- **Extracted records**

%%

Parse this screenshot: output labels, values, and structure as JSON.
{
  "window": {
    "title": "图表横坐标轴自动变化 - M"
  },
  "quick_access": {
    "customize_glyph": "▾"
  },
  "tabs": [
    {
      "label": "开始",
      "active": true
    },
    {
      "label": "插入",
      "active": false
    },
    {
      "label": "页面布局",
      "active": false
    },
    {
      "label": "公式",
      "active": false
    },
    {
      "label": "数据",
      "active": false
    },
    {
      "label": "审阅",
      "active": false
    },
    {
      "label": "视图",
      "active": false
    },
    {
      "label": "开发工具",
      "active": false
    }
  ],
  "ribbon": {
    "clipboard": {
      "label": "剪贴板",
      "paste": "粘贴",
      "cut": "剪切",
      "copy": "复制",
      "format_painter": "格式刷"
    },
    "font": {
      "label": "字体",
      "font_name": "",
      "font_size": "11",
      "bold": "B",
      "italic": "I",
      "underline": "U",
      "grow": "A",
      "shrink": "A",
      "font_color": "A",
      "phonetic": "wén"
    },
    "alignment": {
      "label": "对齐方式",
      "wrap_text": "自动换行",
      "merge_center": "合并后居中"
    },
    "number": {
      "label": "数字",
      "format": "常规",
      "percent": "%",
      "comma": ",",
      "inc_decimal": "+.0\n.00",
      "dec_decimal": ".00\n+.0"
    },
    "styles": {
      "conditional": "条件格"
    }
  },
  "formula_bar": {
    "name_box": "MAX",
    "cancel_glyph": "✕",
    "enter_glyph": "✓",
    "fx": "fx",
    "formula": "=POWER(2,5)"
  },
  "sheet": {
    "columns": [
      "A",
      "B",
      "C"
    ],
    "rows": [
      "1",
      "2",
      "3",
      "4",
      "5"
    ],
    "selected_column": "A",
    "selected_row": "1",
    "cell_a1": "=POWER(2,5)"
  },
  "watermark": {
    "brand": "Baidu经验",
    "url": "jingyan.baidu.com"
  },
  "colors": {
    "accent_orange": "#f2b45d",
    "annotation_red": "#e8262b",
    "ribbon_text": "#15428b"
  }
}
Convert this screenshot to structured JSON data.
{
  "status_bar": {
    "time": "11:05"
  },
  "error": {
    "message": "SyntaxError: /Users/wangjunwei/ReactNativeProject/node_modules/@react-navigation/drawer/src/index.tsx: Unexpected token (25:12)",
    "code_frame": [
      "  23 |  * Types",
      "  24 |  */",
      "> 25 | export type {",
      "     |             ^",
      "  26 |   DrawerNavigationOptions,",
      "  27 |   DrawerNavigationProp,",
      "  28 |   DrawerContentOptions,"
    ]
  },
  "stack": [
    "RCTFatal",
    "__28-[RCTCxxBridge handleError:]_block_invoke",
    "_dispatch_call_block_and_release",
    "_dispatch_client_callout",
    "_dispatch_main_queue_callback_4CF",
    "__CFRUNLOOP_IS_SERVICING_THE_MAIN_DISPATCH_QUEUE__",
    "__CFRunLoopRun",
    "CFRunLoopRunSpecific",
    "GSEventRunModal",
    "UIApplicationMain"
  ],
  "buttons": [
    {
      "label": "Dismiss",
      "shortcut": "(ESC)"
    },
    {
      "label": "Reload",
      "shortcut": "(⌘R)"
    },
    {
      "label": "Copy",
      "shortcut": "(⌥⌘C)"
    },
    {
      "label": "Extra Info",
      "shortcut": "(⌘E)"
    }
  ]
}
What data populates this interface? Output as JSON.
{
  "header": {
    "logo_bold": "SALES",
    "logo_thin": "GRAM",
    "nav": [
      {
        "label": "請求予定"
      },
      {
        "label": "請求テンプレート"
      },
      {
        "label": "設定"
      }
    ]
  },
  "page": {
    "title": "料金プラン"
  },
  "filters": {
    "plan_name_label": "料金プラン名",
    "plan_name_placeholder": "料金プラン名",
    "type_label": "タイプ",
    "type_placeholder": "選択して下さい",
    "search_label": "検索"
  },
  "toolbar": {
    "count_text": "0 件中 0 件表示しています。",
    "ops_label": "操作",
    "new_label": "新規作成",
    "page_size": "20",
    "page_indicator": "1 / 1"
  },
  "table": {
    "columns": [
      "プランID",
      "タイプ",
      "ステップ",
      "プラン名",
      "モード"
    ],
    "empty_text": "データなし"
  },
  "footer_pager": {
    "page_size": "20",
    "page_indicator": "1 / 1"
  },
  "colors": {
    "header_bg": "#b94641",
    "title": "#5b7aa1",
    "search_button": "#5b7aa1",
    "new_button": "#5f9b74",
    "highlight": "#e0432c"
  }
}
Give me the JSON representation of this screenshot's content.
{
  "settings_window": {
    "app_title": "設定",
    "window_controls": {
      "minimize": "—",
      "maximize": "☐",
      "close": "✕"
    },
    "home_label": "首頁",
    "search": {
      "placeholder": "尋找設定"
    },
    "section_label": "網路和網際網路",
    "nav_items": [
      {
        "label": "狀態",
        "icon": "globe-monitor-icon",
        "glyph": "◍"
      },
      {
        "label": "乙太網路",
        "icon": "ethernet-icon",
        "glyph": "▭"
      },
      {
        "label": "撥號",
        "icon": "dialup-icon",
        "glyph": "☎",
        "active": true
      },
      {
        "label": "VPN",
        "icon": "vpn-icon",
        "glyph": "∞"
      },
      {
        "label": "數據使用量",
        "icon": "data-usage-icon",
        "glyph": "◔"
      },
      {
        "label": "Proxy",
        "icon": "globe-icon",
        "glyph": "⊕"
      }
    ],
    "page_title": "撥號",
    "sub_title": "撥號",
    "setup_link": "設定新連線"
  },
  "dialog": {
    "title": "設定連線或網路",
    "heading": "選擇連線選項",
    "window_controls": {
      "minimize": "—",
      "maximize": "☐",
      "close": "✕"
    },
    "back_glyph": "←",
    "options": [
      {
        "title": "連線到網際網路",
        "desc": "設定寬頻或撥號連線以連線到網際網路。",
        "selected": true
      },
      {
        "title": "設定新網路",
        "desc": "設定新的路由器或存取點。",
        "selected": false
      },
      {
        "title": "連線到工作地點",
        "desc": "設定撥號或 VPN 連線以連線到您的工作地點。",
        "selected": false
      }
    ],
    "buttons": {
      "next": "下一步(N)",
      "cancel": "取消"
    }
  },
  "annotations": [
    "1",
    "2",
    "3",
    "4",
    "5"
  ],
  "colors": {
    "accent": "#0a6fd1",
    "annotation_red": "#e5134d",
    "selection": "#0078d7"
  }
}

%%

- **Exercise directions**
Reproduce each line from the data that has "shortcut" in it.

- **Solution below**
      "shortcut": "(ESC)"
      "shortcut": "(⌘R)"
      "shortcut": "(⌥⌘C)"
      "shortcut": "(⌘E)"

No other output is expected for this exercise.